והנה ענין אהבה זו רצה משה רבנו עליו השלום ליטע בלב כל ישראל, בפרשה: ועתה ישראל וגו׳

It is this love — this latter manner of love, which may be generated by contemplation — that Moses, our teacher, peace unto him, wished to implant in the heart of every Jew, in the passage,1 “And now, Israel,...”

בפסוק: הן לה׳ אלקיך השמים וגו׳

in the verse that speaks of G‑d’s greatness, “Behold, the heavens belong to G‑d, your L‑rd...” and likewise in the following verses that speak of G‑d’s love for His people:

רק באבותיך חשק וגו׳, ומלתם וגו׳, בשבעים נפש וגו׳

“Only in your fathers did He delight... You shall circumcise.... With seventy souls [did your forefathers descend to Egypt, and now He has made you as numerous as the stars of heaven].”

All the above inevitably leads to the first verse in the following chapter, namely:

ואהבת וגו׳

2“You shall love [the L‑rd your G‑d...].”

ולכן סיים דבריו על אהבה זו: אשר אנכי מצוה אתכם לעשותה

Hence [Moshe Rabbeinu] concluded his words in the later verse quoted above concerning this love,3 “... which I command you to do,”

Here, then, is the answer to the above query as to how it is possible to “do” or to create the spiritual emotion of love:

שהיא אהבה עשויה בלב, על ידי הבינה והדעת בדברים המעוררים את האהבה

for this is a love that is produced in the heart through the understanding and self-involving knowledge of matters that inspire love.

But if the verse is in fact referring to the kind of love that is created through contemplation, should it not first command one to contemplate?

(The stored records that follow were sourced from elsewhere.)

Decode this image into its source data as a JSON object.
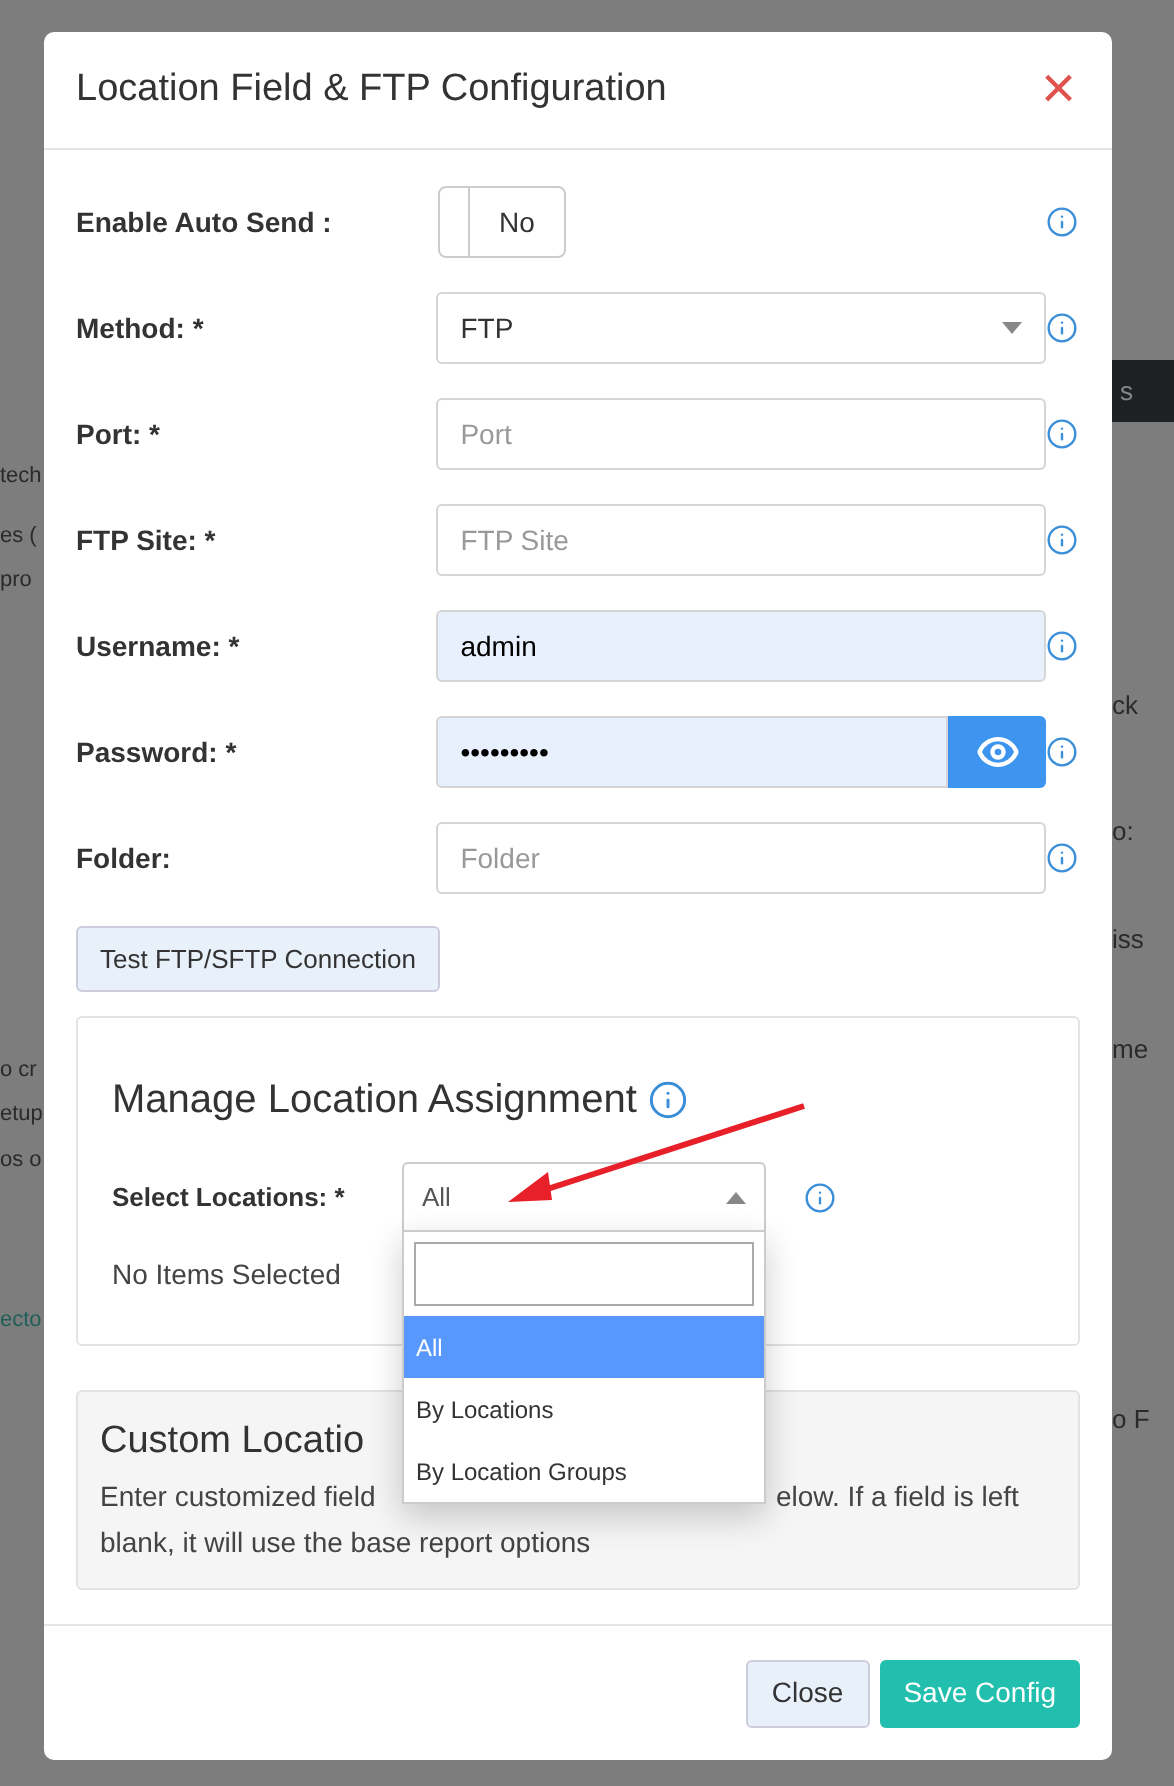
{
  "background": {
    "left_fragments": [
      "tech",
      "es (",
      "pro",
      "o cr",
      "etup",
      "os o",
      "ecto"
    ],
    "right_bar_text": "s",
    "right_fragments": [
      "ck",
      "o:",
      "iss",
      "me",
      "o F"
    ]
  },
  "modal": {
    "title": "Location Field & FTP Configuration",
    "close_icon": "×",
    "fields": [
      {
        "kind": "toggle",
        "label": "Enable Auto Send :",
        "value": "No",
        "on": false
      },
      {
        "kind": "select",
        "label": "Method: *",
        "value": "FTP"
      },
      {
        "kind": "text",
        "label": "Port: *",
        "placeholder": "Port",
        "autofilled": false
      },
      {
        "kind": "text",
        "label": "FTP Site: *",
        "placeholder": "FTP Site",
        "autofilled": false
      },
      {
        "kind": "text",
        "label": "Username: *",
        "value": "admin",
        "autofilled": true
      },
      {
        "kind": "password",
        "label": "Password: *",
        "value": "•••••••••",
        "autofilled": true
      },
      {
        "kind": "text",
        "label": "Folder:",
        "placeholder": "Folder",
        "autofilled": false
      }
    ],
    "test_button": "Test FTP/SFTP Connection",
    "location_assignment": {
      "heading": "Manage Location Assignment",
      "label": "Select Locations: *",
      "value": "All",
      "expanded": true,
      "empty_text": "No Items Selected",
      "options": [
        {
          "label": "All",
          "selected": true
        },
        {
          "label": "By Locations",
          "selected": false
        },
        {
          "label": "By Location Groups",
          "selected": false
        }
      ]
    },
    "custom_location": {
      "heading": "Custom Locatio",
      "description_left": "Enter customized field",
      "description_right": "elow. If a field is left",
      "description_line_2": "blank, it will use the base report options"
    },
    "buttons": [
      {
        "kind": "secondary",
        "label": "Close"
      },
      {
        "kind": "primary",
        "label": "Save Config"
      }
    ]
  }
}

Indeed so, the Alter Rebbe now goes on to say:

ועל זה צוה כבר תחלה: והיו הדברים האלה אשר אנכי מצוך היום על לבבך

And this he had commanded previously, in the first paragraph of Shema:4 “And these words, which I command you this day, shall be upon your heart,”

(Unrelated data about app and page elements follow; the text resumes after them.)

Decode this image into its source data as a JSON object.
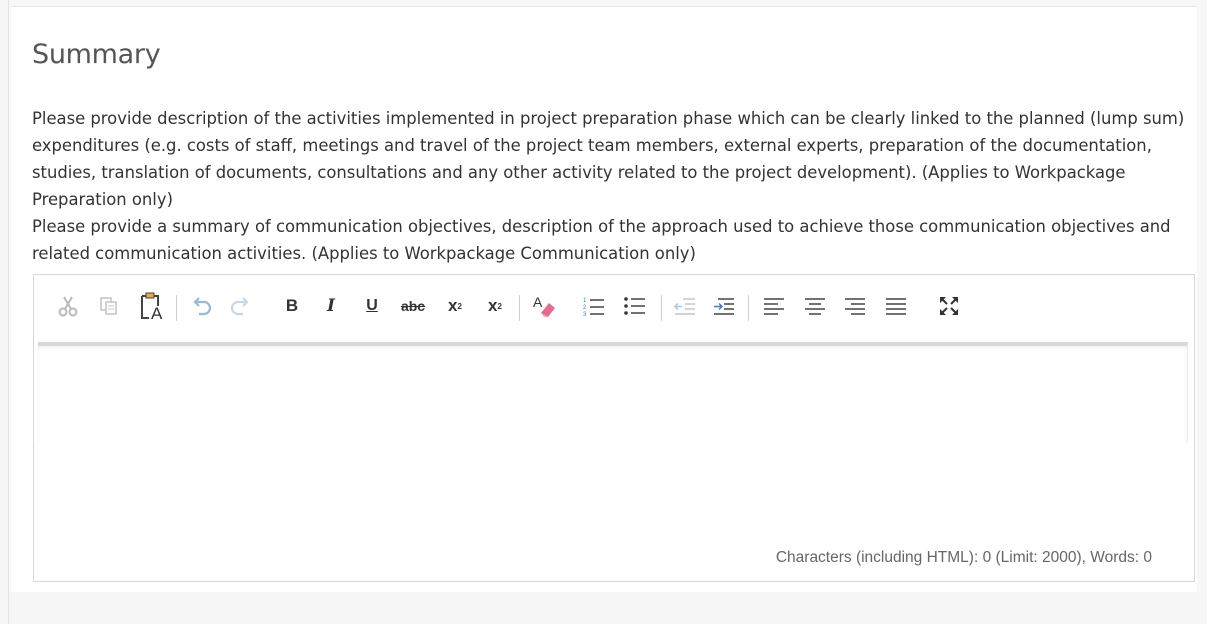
{
  "section": {
    "title": "Summary",
    "description_1": "Please provide description of the activities implemented in project preparation phase which can be clearly linked to the planned (lump sum) expenditures (e.g. costs of staff, meetings and travel of the project team members, external experts, preparation of the documentation, studies, translation of documents, consultations and any other activity related to the project development). (Applies to Workpackage Preparation only)",
    "description_2": "Please provide a summary of communication objectives, description of the approach used to achieve those communication objectives and related communication activities. (Applies to Workpackage Communication only)"
  },
  "editor": {
    "toolbar": {
      "cut_icon": "scissors-icon",
      "copy_icon": "copy-icon",
      "paste_text_icon": "paste-as-text-icon",
      "undo_icon": "undo-icon",
      "redo_icon": "redo-icon",
      "bold_label": "B",
      "italic_label": "I",
      "underline_label": "U",
      "strike_label": "abc",
      "subscript_label": "x",
      "subscript_mark": "2",
      "superscript_label": "x",
      "superscript_mark": "2",
      "remove_format_icon": "eraser-icon",
      "numbered_list_icon": "numbered-list-icon",
      "bullet_list_icon": "bullet-list-icon",
      "outdent_icon": "outdent-icon",
      "indent_icon": "indent-icon",
      "align_left_icon": "align-left-icon",
      "align_center_icon": "align-center-icon",
      "align_right_icon": "align-right-icon",
      "justify_icon": "justify-icon",
      "maximize_icon": "maximize-icon"
    },
    "counter": "Characters (including HTML): 0 (Limit: 2000), Words: 0"
  },
  "colors": {
    "disabled_icon": "#b9b9b9",
    "active_icon": "#333333",
    "undo_icon": "#9ab8d8",
    "indent_accent": "#3a7bd5",
    "eraser_pink": "#e46b8d"
  }
}
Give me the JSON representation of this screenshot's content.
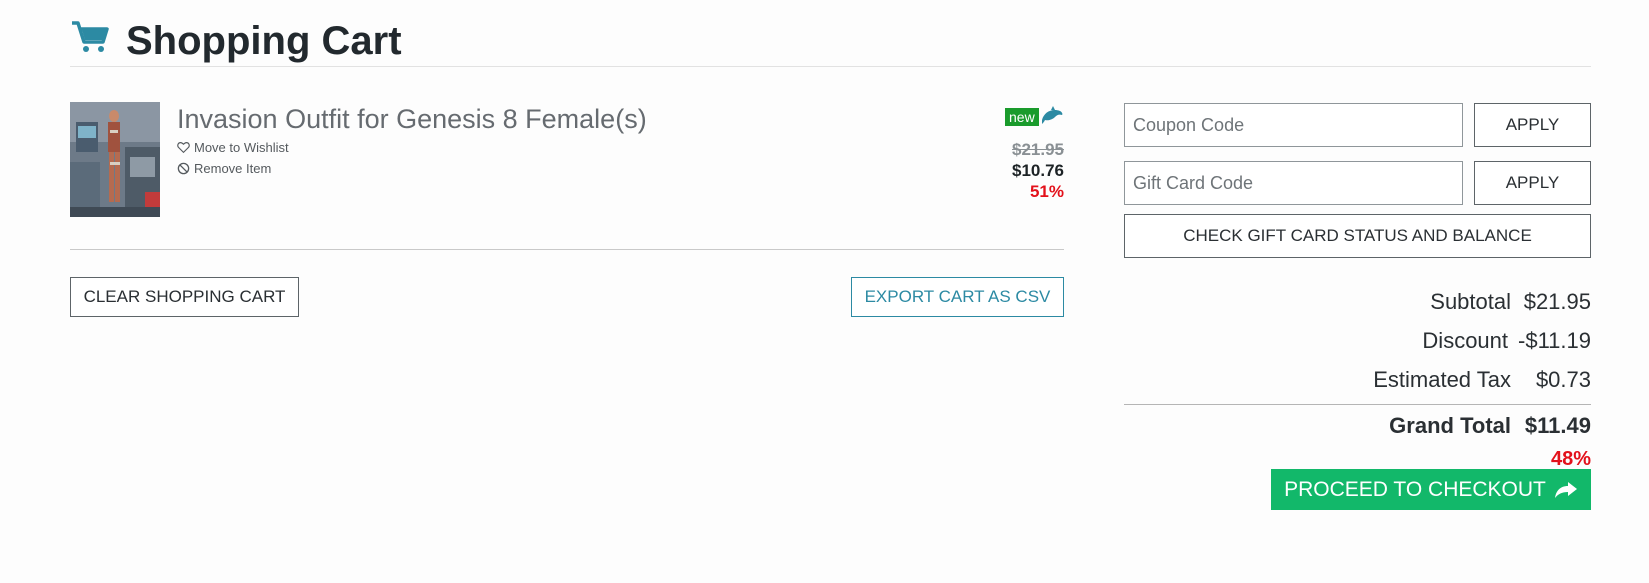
{
  "header": {
    "title": "Shopping Cart",
    "icon": "shopping-cart-icon",
    "accent_color": "#2c8aa3"
  },
  "cart_item": {
    "title": "Invasion Outfit for Genesis 8 Female(s)",
    "wishlist_label": "Move to Wishlist",
    "remove_label": "Remove Item",
    "badge": "new",
    "original_price": "$21.95",
    "sale_price": "$10.76",
    "discount_percent": "51%"
  },
  "actions": {
    "clear_label": "CLEAR SHOPPING CART",
    "export_label": "EXPORT CART AS CSV"
  },
  "coupon": {
    "placeholder": "Coupon Code",
    "apply_label": "APPLY"
  },
  "gift_card": {
    "placeholder": "Gift Card Code",
    "apply_label": "APPLY",
    "check_label": "CHECK GIFT CARD STATUS AND BALANCE"
  },
  "totals": {
    "subtotal_label": "Subtotal",
    "subtotal": "$21.95",
    "discount_label": "Discount",
    "discount": "-$11.19",
    "tax_label": "Estimated Tax",
    "tax": "$0.73",
    "grand_label": "Grand Total",
    "grand": "$11.49",
    "savings_percent": "48%"
  },
  "checkout": {
    "label": "PROCEED TO CHECKOUT",
    "color": "#12b86a"
  }
}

כדי שעל ידי זה תבא לאהבה את ה׳, כדאיתא בספרי על פסוק זה

so that through this [meditation] you will come to love G‑d, as is stated in the Sifri on this verse.5

והנה על אהבה זו השנית, שייך לשון מצוה וצווי

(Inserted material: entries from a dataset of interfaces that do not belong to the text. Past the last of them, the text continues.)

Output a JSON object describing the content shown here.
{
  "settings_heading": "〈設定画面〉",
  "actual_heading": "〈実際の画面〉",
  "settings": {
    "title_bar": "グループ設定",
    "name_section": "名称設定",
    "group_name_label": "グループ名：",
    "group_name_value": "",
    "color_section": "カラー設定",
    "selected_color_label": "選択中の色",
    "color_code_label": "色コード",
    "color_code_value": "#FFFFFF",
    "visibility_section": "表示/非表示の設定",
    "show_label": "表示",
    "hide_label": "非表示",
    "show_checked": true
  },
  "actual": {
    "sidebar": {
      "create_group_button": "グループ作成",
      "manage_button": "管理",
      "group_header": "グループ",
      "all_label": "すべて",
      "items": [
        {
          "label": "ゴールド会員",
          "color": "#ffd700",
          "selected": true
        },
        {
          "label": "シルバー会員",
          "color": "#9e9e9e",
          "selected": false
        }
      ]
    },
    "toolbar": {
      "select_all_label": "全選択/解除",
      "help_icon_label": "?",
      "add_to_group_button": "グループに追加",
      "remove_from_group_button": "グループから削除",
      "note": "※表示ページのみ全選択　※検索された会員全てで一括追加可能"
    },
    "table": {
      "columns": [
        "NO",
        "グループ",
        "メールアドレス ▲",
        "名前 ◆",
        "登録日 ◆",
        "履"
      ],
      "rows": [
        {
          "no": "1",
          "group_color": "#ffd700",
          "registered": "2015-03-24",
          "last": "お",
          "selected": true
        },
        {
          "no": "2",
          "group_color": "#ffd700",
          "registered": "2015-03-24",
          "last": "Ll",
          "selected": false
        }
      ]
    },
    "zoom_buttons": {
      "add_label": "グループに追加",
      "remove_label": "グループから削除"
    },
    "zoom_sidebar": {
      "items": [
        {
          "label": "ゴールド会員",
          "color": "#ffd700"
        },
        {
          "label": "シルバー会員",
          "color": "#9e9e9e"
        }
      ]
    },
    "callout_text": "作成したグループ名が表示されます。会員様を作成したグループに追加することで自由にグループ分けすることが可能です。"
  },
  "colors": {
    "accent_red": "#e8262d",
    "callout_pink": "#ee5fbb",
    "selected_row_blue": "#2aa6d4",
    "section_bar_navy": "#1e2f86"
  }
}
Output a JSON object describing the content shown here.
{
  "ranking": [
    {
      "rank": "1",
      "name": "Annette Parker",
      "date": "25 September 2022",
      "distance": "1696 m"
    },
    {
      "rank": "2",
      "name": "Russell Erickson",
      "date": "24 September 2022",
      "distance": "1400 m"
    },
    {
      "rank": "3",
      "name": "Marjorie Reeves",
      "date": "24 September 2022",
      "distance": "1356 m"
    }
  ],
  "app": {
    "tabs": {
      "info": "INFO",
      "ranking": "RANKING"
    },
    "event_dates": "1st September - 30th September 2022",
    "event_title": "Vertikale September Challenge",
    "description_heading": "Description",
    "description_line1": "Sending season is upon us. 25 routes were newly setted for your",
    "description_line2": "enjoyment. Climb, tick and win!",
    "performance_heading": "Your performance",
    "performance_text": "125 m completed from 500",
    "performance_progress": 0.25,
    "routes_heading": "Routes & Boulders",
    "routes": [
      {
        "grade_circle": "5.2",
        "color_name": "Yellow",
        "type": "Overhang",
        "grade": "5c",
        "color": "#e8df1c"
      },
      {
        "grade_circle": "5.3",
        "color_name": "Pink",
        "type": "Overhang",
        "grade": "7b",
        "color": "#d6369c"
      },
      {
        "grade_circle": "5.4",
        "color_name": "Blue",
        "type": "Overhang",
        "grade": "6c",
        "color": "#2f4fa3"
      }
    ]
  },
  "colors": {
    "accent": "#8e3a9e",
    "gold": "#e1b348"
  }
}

An expression of command (“which I command you to do — to love”) can thus be applied to this second type of intellectually-generated love,

It might seem that to command a person to experience love would be either fruitless or superfluous. Not so, however, with regard to the kind of love that is born of contemplation. Here, one can indeed be given a command:

דהיינו: לשום לבו ודעתו בדברים המעוררים את האהבה

namely, to focus one’s heart and mind on matters that arouse love.

אבל באהבה ראשונה, שהיא שלהבת העולה מאליה, לא שייך לשון צווי ומצוה כלל

But an expression of command is not at all applicable to the first kind of love, which is a flame that ascends of its own accord.

ולא עוד, אלא שהיא מתן שכרם של צדיקים, לטעום מעין עולם הבא בעולם הזה

Furthermore, it is the reward of the tzaddikim, to savor a foretaste of the World to Come in this world.

In the World to Come the righteous bask in the rays of the Divine Presence: they delight in their perception of G‑dliness. And it is this delight that tzaddikim enjoy in this world when they serve G‑d with love.

שעליה נאמר: עבודת מתנה אתן את כהונתכם, כמו שיתבאר במקומה

Concerning this [level of love] it is written,6 “I have granted [you] your priesthood as a Divine service which is a gift,” as will be explained in its proper place, namely, where the Divinely-bestowed gift of ahavah betaanugim is discussed.

* * *

The Alter Rebbe now goes on to explain what special quality lies in the lesser manner of service of “educating the child according to his way,” so that “even when he grows [spiritually] older he will not depart from it.” It is true that the lower level of love, that which is engendered by meditation, is a stage in one’s educational preparation, so to speak. Compared with the loftier level of essential and constant love that is revealed only within tzaddikim, it is a child’s service, within the reach of all. Yet there is something in it that must be retained even when one has graduated to the “adult” manner of love of G‑d.

For it is possible that the superior kind of love will not always be manifest even when one is on the level of a tzaddik. Particularly so, since his mandatory advances from level to level demand that before reaching a higher rung he must first release his hold of the previous rung; otherwise, it will encumber his ascent.

When the tzaddik is bereft of his own level of love, he then nourishes his divine service with a resource that harks back to his spiritual childhood — with a love born of meditation, the lower level of love in which he was schooled before he attained the state of tzaddik.